Issue 55 Uncrewed Systems Technology Apr/May 2024 Sellafield’s UAV equipment l Applied EV Blanc Robot l Battery tech l Robotican’s Goshawk l UGVs l UAVHE RW1 rotary l Roboat UVD l Autopilots l Arkeocean UVD l UMEX 2024 l CycloTech UVD

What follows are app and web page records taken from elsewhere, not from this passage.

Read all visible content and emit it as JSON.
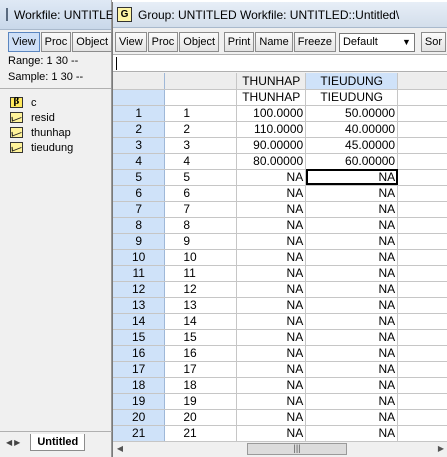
{
  "workfile": {
    "title": "Workfile: UNTITLED",
    "toolbar": [
      "View",
      "Proc",
      "Object"
    ],
    "range_label": "Range:",
    "range_value": "1 30  --",
    "sample_label": "Sample:",
    "sample_value": "1 30  --",
    "objects": [
      {
        "name": "c",
        "icon": "coef-vector-icon"
      },
      {
        "name": "resid",
        "icon": "series-icon"
      },
      {
        "name": "thunhap",
        "icon": "series-icon"
      },
      {
        "name": "tieudung",
        "icon": "series-icon"
      }
    ],
    "tab": "Untitled"
  },
  "group": {
    "icon_letter": "G",
    "title": "Group: UNTITLED   Workfile: UNTITLED::Untitled\\",
    "toolbar": [
      "View",
      "Proc",
      "Object",
      "Print",
      "Name",
      "Freeze"
    ],
    "select_value": "Default",
    "cut_button": "Sor",
    "columns": [
      "THUNHAP",
      "TIEUDUNG"
    ],
    "column_subheaders": [
      "THUNHAP",
      "TIEUDUNG"
    ],
    "rows": [
      {
        "row": "1",
        "obs": "1",
        "thunhap": "100.0000",
        "tieudung": "50.00000"
      },
      {
        "row": "2",
        "obs": "2",
        "thunhap": "110.0000",
        "tieudung": "40.00000"
      },
      {
        "row": "3",
        "obs": "3",
        "thunhap": "90.00000",
        "tieudung": "45.00000"
      },
      {
        "row": "4",
        "obs": "4",
        "thunhap": "80.00000",
        "tieudung": "60.00000"
      },
      {
        "row": "5",
        "obs": "5",
        "thunhap": "NA",
        "tieudung": "NA"
      },
      {
        "row": "6",
        "obs": "6",
        "thunhap": "NA",
        "tieudung": "NA"
      },
      {
        "row": "7",
        "obs": "7",
        "thunhap": "NA",
        "tieudung": "NA"
      },
      {
        "row": "8",
        "obs": "8",
        "thunhap": "NA",
        "tieudung": "NA"
      },
      {
        "row": "9",
        "obs": "9",
        "thunhap": "NA",
        "tieudung": "NA"
      },
      {
        "row": "10",
        "obs": "10",
        "thunhap": "NA",
        "tieudung": "NA"
      },
      {
        "row": "11",
        "obs": "11",
        "thunhap": "NA",
        "tieudung": "NA"
      },
      {
        "row": "12",
        "obs": "12",
        "thunhap": "NA",
        "tieudung": "NA"
      },
      {
        "row": "13",
        "obs": "13",
        "thunhap": "NA",
        "tieudung": "NA"
      },
      {
        "row": "14",
        "obs": "14",
        "thunhap": "NA",
        "tieudung": "NA"
      },
      {
        "row": "15",
        "obs": "15",
        "thunhap": "NA",
        "tieudung": "NA"
      },
      {
        "row": "16",
        "obs": "16",
        "thunhap": "NA",
        "tieudung": "NA"
      },
      {
        "row": "17",
        "obs": "17",
        "thunhap": "NA",
        "tieudung": "NA"
      },
      {
        "row": "18",
        "obs": "18",
        "thunhap": "NA",
        "tieudung": "NA"
      },
      {
        "row": "19",
        "obs": "19",
        "thunhap": "NA",
        "tieudung": "NA"
      },
      {
        "row": "20",
        "obs": "20",
        "thunhap": "NA",
        "tieudung": "NA"
      },
      {
        "row": "21",
        "obs": "21",
        "thunhap": "NA",
        "tieudung": "NA"
      }
    ],
    "selected_row": "5"
  },
  "colors": {
    "row_header": "#cfe2f9",
    "title_bar": "#d3deeb"
  }
}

98 Of all the different types of military mission being tackled today by uncrewed systems, anti-submarine warfare (ASW) is arguably the most complex. To detect and help defend against some of the stealthiest and most dangerous vehicles on Earth, navies are increasingly leveraging a broad array of highly advanced autonomous systems across air and sea. Diesel-electric submarines in particular are extremely silent and hence difficult to detect compared with nuclear submarines, and although the former would traditionally have to surface every few days to take in air, hybrid and electric powertrains for submarines are becoming more efficient. There is increasing availability of air-independent hydrogen-fuel cell powertrains, such as those made by Infinity Fuel Cell (Issue 47, December 2022/January 2023) or used by Cellula Robotics in its long-endurance, extralarge uncrewed underwater vehicles (XLUUVs) (Issue 30, February/March 2020). This is enabling submarines to travel silently underwater for extended periods of time and power longerdistance sensors for 3D-modelling subsea targets up to 1000 km away at very high fidelity. Such distances make detecting targets even harder, so submarine crews will find it increasingly easy to spy on and eventually attack foreign assets with impunity unless someone can engineer a new type of subsea passive antenna capable of detecting them. Such an antenna would need to pick up ultra-low frequency (ULF) signals of 0-100 Hz, as the lower the signal’s frequency, the further it propagates (resolving the issue of distance by detecting the lower part of submarines’ noise spectrum). To overcome the painfully low volume of such noise, the antenna would need to be massive: picture the size of antennas presently used by astronomers to study celestial phenomena across the galaxy and you’ll have an idea of the scale needed. So, how does one build such a huge antenna, and still cover the vast swathes and different directions of ocean across which hostile submarines may hide without utterly draining their defence budget? The answer, says Thierry Brizard, president and co-founder of Arkeocean, is to create a swarm of autonomous micro-AUVs, which, through their collective hydrophones, form a giant April/May 2024 | Uncrewed Systems Technology Rory Jackson reports on a firm using a group of autonomous micro-AUVs to hunt and find hostile submarines Swarm tactics French AUV manufacturer Arkeocean’s micro-AUVs work together as a sparse antenna for cost-effective antisubmarine monitoring (Images courtesy of Arkeocean)